When using this material Wax 3D printing and lost wax casting is used to build your design. The wax printing process is a type of stereolithography that uses a wax-like resin. Support structures are printed along with the model to make sure your model doesn’t fall apart. These support structures are automatically generated and manually removed after the printing process. After support structures are removed and your model is cleaned, the model can be prepared for casting.   You can make any metal mould by using Moldlay as your 3D printing material, like gold an silver for jewellery.

This  process is  mostly called “lost-wax” or “investment” casting, and it works like this:

  1. Create a wax replica of what you want the final metal product to look like.Just draw out your imagination.
  2. Dip the mold into the plaster and let it dry.
  3. Put this wax-plaster object in an oven.

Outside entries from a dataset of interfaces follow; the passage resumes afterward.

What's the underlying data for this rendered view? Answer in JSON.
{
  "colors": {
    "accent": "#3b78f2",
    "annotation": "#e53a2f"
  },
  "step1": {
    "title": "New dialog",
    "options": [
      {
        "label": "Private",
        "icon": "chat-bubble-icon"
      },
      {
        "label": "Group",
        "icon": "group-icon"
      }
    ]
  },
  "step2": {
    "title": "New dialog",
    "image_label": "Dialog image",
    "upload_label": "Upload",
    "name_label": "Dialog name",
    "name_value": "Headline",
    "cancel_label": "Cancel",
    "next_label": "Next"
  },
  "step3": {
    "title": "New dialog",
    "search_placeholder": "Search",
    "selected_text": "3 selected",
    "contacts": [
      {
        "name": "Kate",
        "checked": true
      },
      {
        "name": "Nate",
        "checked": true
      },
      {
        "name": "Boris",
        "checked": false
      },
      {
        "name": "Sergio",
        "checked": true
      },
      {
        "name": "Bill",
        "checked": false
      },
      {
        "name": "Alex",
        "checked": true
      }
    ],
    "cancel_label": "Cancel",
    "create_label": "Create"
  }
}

At a high enough temperature, the wax will melt away, leaving a negative space within the plaster, in which the metal product can be cast.

You need to keep certain things in mind while printing out with this material as the wax objects are too soft.

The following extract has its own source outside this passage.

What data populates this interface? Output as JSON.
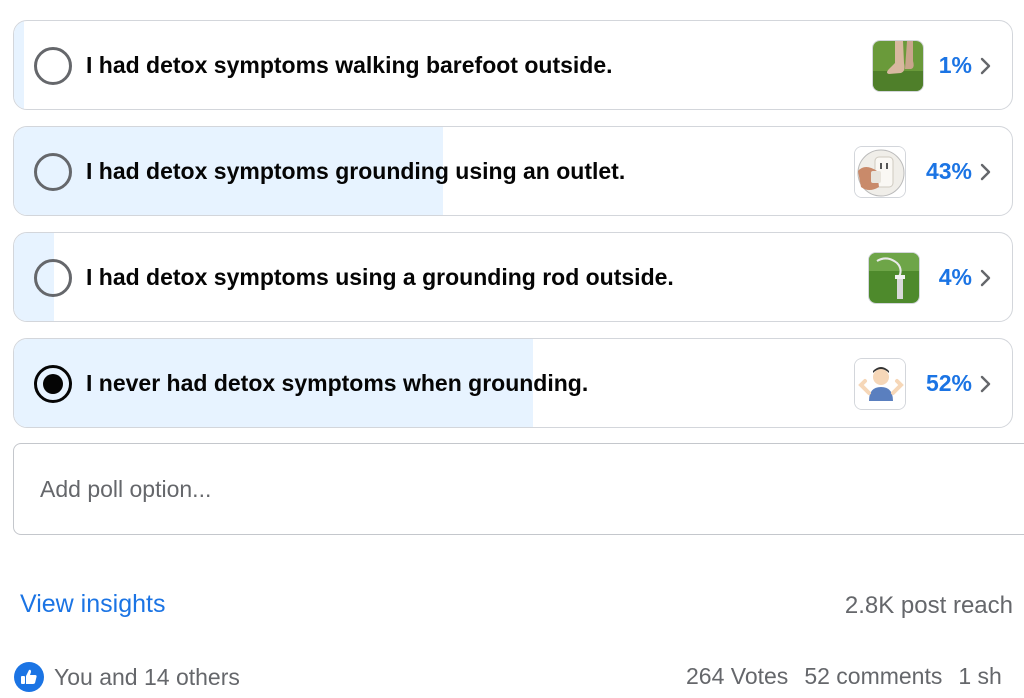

PVA (Polyvinyl alcohol)

When you are about to print complex objects a strong material for support is required not only from outside but also from inside where reaching is hard. In such case Enter Polyvinyl Alcohol, a water-soluble support material that dissolves away in a water bath to leave only your perfectly printed part. PVA and PLA area perfect match as they share a very similar printing temperature and are both very easy to print.

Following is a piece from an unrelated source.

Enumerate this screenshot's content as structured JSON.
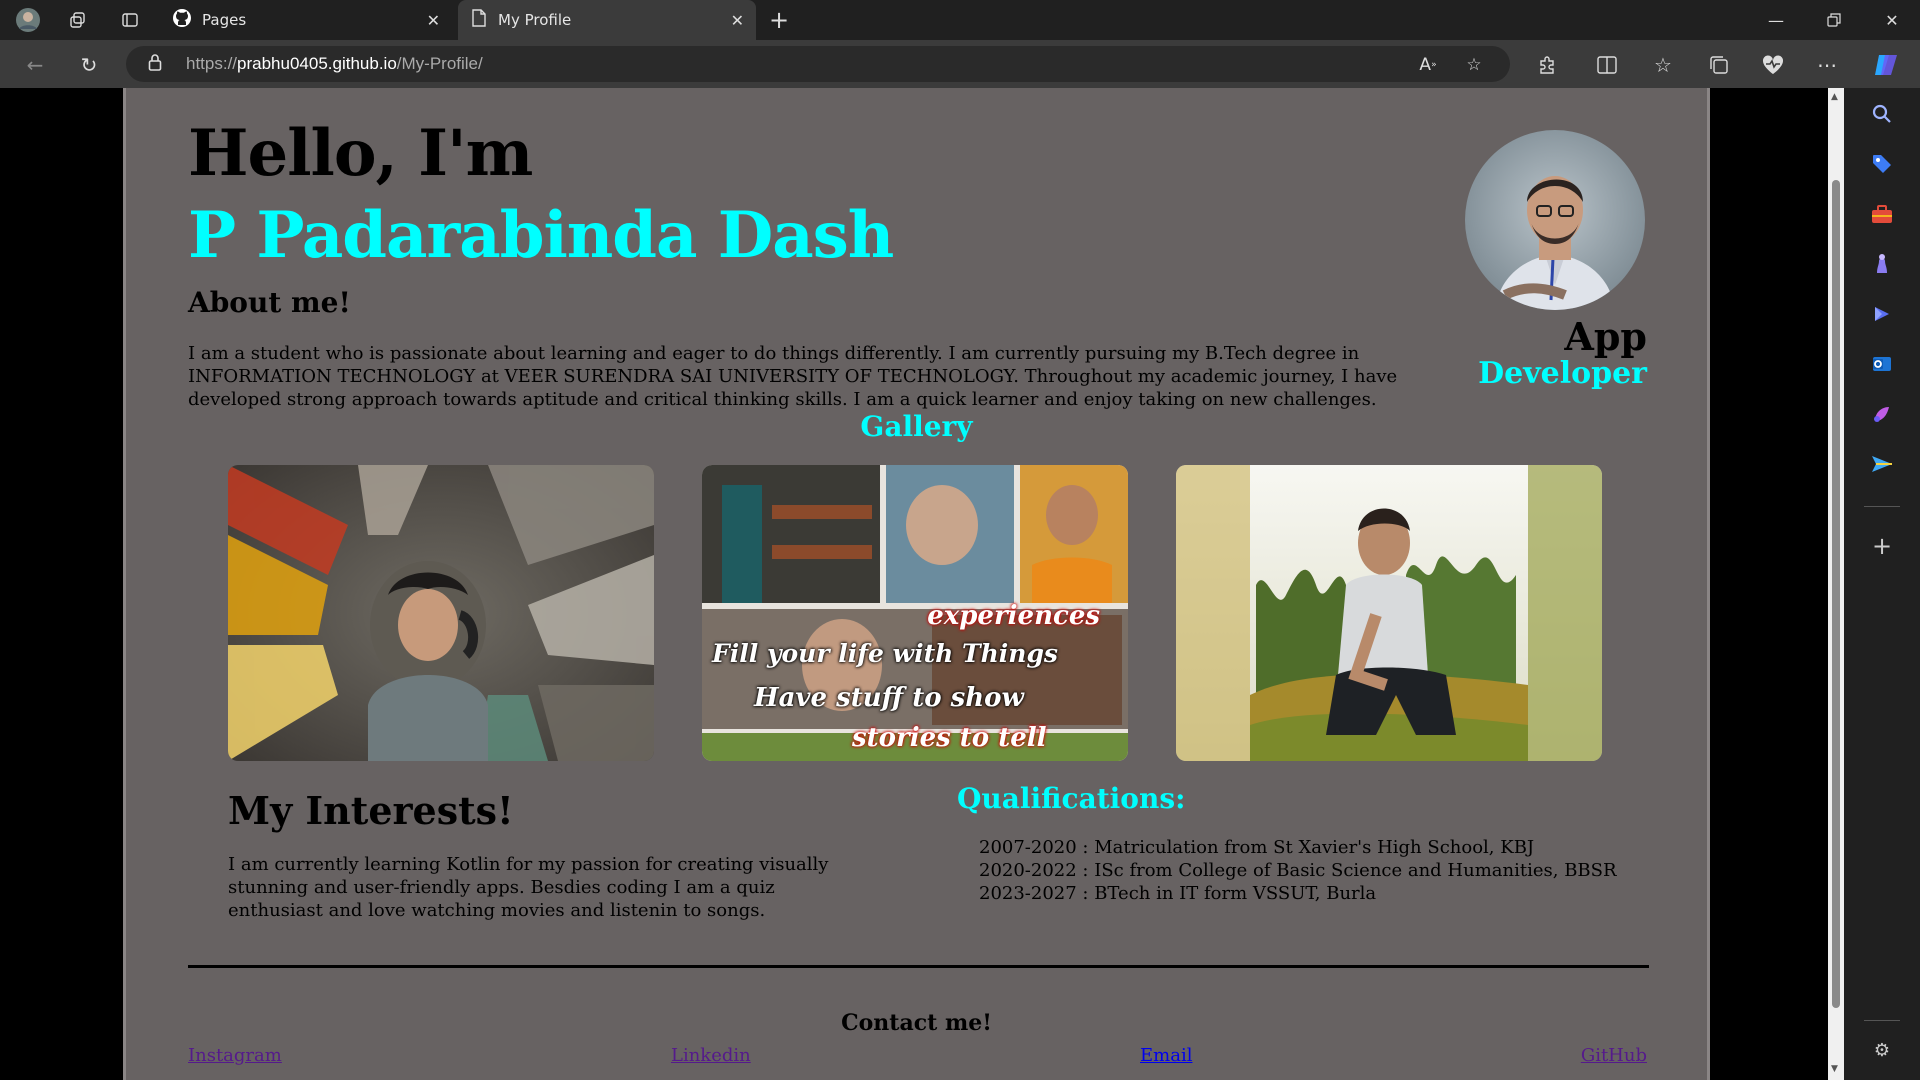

Like nylon, PVA is hygroscopic, which means it absorbs water from the air easily. When you first open your roll of PVA filament, stash the desiccant that it came with so you can store it in a sealed container when you aren’t using it. If you happen to forget to store it and the roll sits out for too long, you will notice your PVA hissing and be popping as you print, indicating it absorbed water. All is not lost, simply dry it in the oven for a couple hours to pull all the moisture out and then store in a sealed container.PVA is a great support material when paired with another 3D printer filament in a dual extrusion printer. The advantage of using PVA is that it can be used with ABS, PLA and nylon.

ASA (acrylonitrile styrene acrylate)

ABS also has its flaws, therefore, all the filament manufacturers are always looking for other alternatives. ASA is more resistant to the weather effects. ASA is being primarily used in the automotive industry. ASA is extremely resistant to chemical exposure, heat, and most importantly, changes in shape and colour. It is also strong, durable and easy to print with.  Prints made of ABS have a tendency to erode or to yellow if left outdoors. Such is not the case with ASA. For anything from birdhouses to custom garden gnomes, look no further than this 3D printer filament.

ASA can easily crack when the environment is too windy so please do take care of the products you make with it.

PP (Polypropylene)

Polypropylene is used in a wide variety of applications including textiles, ropes, carpets, stationery, packaging, containers (including most plastic living hinges), loudspeakers, automotive components and polymer banknotes.
PP is mostly hard to print with due to the poor layer adhesion and heavy warping.  Since many household items are made from PP,it’s too easy to recycle the items to make the  3D printing filament.

Acetal (POM)

Items with high precision like gears, camera, bearing, focusing mechanisms, and zippers are prepared from POM.Due to its strength, rigidity, resistance to wear, and most importantly, its low coefficient of friction.  it is used in engineered objects. As this material is too slippery it can be only used in manufacturing units where there are mass parts to be produced.

Thus Acetal( POM ) is basically an industrial 3D printing material.

Thus all the above filaments are a must and also have their unique uses.  You can’t use nylon as a material to print the strongest parts like gears and bearing. That is why you need to know about the 3D printing materials and filaments and then use the knowledge properly while you are 3D printing.

Credits: all3dp.com.